#
**Operational Amplifiers**

Operational Amplifier Stages
Inverting Amplifier
Non-Inverting Amplifier
Summing Amplifier

## Introduction

The name operational amplifier was originally adopted for a series of high performance

**DC** amplifiers used in analog computers. These amplifiers were used to perform

**mathematical operations** applicable to analog computation such as

**summation** ,

**scaling**,

**subtraction**,

**integrating**, etc .

## Equivalent Circuit for an Ideal Operational Amplifier

**(1)** The voltage gain is infinity,

** A**_{vo} = ∞ .

**(2)** The input resistance is infinity,

**r**_{in} = ∞ .

**(3)** The output resistance is zero,

**r**_{o} = 0 .

**(4)** The bandwidth is infinity,

**BW = ∞** .

**(5)** There is zero input offset voltage,

**E**_{o} = 0 if E_{in} = 0 .

## Input Stage

The input stage is a

**dual input**,

**balanced output differential amplifier**.
It has 2 inputs V

_{in1} and V

_{in2} which are applied at the bases B1 and B2
of transistors Q

_{1} and Q

_{2} .The output V

_{0} is measured between the two collectors
C

_{1} and C

_{2} which are at the same dc potential.Because of the equal dc
potential at the two collectors with respect to ground, the output is
referred to as balanced output.

##
Intermediate Stage

The next stage is

**dual input, unbalanced output difference amplifier**.
Here two input signals are used however the output is measured at only
one of the two collectors with reference to ground. The output is
referred to as an

**unbalanced** output because the collector at which
the output voltage is measured is at some finite dc potential with
reference to ground.
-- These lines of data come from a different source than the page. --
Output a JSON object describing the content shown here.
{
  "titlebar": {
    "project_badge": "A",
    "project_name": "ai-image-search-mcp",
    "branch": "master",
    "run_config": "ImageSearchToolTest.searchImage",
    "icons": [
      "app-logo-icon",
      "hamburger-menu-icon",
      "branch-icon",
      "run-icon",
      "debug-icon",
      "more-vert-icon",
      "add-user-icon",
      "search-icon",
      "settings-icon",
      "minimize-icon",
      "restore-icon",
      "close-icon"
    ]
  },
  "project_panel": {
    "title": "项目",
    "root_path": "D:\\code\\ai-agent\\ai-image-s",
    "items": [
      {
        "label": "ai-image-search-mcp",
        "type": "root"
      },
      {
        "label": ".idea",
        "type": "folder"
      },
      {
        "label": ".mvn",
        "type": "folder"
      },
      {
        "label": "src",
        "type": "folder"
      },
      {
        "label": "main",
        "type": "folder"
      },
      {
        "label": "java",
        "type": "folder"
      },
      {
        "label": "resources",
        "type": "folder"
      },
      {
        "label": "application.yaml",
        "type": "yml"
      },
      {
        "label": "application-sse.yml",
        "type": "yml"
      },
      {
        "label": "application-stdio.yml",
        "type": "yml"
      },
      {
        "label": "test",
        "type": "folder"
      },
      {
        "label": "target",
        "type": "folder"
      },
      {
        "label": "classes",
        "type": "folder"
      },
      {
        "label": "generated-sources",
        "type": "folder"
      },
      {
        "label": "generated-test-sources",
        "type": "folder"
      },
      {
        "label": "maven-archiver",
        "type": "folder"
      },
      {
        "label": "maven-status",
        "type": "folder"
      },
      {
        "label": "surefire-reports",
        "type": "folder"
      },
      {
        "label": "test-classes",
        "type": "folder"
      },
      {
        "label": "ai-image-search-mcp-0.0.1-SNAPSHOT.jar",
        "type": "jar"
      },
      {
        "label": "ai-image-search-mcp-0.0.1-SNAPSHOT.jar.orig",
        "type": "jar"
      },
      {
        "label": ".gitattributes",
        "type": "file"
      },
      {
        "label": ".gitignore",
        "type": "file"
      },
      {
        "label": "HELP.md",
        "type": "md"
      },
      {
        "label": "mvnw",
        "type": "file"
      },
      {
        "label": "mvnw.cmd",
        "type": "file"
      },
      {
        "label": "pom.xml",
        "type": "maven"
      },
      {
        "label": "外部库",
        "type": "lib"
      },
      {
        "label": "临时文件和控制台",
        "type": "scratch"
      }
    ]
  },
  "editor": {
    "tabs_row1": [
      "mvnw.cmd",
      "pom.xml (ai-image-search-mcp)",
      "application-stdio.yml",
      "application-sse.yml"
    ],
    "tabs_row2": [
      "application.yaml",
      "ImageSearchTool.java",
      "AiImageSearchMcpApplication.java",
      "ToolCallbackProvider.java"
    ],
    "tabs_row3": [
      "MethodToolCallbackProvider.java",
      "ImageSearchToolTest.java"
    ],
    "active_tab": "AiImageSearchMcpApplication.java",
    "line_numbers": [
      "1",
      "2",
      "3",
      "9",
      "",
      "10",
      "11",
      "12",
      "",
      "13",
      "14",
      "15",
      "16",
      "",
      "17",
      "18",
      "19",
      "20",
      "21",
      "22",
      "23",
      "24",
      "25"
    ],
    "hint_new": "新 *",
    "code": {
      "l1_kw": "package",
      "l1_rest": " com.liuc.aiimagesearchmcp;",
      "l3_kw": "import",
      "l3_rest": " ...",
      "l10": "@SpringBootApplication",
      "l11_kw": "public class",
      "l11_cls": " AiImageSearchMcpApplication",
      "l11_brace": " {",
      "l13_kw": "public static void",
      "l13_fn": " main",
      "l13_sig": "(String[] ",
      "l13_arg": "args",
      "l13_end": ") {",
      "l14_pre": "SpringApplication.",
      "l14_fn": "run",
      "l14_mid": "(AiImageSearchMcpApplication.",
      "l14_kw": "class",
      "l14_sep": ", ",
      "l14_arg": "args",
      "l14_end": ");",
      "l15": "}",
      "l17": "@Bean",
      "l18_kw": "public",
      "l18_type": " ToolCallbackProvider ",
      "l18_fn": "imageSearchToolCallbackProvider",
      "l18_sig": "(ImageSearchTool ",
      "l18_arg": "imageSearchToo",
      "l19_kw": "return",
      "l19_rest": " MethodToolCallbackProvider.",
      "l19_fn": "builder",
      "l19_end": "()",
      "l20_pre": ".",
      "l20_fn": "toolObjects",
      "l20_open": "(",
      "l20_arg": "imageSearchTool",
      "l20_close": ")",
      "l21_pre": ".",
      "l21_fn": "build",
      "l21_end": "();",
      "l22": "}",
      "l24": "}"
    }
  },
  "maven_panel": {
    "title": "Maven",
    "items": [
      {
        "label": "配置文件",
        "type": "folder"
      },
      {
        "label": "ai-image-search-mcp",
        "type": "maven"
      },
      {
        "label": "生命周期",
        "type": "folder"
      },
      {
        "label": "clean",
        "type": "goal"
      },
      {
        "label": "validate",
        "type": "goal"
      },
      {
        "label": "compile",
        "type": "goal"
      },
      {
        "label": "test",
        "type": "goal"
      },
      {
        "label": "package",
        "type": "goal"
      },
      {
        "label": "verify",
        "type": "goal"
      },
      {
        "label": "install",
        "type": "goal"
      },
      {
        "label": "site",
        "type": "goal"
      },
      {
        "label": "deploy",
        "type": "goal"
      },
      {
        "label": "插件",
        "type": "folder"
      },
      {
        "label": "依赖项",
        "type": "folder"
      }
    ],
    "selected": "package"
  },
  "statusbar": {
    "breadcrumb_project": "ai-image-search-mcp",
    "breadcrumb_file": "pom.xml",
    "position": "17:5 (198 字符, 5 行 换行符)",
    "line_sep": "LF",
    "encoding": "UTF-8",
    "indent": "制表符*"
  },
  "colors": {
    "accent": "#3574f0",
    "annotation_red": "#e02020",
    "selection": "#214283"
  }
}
In other words, there is some

**dc voltage** at the
output terminal without any input signal applied

One of the most common applications is the simple inverting amplifier.
The output is inverted, and the gain is determined by the

**ratio** of the

**feedback** resistor

**(R**_{f}) to the

**input** resistor

**(R**_{in}).

Another common configuration is the non-inverting amplifier, where the output
signal is

**not inverted** . In this circuit, the input voltage is applied to the
positive input of the op amp, and a fraction of the output signal is applied
to the negative input from the

**(R**_{f}) -

**(R**_{in}) **voltage divider** .

This is a special case of the inverting amplifier, as it gives an inverted output
which is equal to the weighted

**algebraic sum** of all inputs. If the input resistors,
and the feedback resistor are chosen to be

**equal** , the output is simply the

**negative
sum** of the inputs. Since there is no interaction between inputs, the operations
of summing and weighting is very easily done.

R5 = R1 || R2 || R3 || R4